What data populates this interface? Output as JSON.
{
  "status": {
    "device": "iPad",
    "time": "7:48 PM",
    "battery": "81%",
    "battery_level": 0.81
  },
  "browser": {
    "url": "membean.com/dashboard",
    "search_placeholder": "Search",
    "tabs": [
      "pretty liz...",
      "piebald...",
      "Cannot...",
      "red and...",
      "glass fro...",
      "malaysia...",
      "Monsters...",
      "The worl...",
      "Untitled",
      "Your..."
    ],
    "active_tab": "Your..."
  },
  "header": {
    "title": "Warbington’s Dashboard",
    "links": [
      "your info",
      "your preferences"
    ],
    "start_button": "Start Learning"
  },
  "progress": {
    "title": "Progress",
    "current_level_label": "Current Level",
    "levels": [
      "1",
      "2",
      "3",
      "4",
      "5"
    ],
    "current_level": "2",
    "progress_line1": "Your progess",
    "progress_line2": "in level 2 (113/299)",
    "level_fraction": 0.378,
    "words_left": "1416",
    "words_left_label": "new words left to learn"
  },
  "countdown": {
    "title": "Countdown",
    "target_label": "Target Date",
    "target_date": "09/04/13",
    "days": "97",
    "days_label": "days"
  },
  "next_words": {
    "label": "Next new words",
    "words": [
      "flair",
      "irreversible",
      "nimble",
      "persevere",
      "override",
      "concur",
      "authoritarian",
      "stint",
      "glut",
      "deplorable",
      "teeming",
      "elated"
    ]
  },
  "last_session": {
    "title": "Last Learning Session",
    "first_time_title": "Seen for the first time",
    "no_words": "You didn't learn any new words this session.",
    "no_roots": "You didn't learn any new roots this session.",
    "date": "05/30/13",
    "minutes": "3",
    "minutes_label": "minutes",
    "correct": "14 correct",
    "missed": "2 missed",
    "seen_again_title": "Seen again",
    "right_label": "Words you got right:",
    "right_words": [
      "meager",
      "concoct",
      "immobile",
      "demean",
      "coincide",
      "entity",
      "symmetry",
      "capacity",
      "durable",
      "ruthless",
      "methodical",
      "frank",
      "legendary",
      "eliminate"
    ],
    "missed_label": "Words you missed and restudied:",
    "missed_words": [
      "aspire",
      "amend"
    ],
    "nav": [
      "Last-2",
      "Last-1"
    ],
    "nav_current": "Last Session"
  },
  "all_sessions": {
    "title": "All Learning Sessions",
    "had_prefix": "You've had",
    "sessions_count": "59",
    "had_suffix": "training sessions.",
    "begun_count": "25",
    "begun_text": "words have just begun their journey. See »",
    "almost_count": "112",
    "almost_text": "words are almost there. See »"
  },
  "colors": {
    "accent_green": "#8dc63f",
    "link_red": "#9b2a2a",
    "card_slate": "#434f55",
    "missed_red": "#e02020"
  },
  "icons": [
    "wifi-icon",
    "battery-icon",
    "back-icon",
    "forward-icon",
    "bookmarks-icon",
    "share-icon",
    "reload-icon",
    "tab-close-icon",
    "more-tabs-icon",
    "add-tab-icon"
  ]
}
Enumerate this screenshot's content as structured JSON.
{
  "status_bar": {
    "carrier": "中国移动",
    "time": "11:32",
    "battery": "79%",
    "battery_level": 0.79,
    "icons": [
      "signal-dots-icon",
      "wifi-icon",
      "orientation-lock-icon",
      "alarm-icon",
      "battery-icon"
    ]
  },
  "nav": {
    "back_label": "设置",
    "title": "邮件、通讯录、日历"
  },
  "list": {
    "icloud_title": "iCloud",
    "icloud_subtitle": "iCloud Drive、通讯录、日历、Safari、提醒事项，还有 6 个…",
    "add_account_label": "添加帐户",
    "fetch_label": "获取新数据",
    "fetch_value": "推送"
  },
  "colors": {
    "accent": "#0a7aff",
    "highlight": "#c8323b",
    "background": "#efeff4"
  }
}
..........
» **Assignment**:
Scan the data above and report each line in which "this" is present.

» **Finished exercise**:
What data populates this interface? Output as JSON.
    "no_words": "You didn't learn any new words this session.",
    "no_roots": "You didn't learn any new roots this session.",
Enumerate this screenshot's content as structured JSON.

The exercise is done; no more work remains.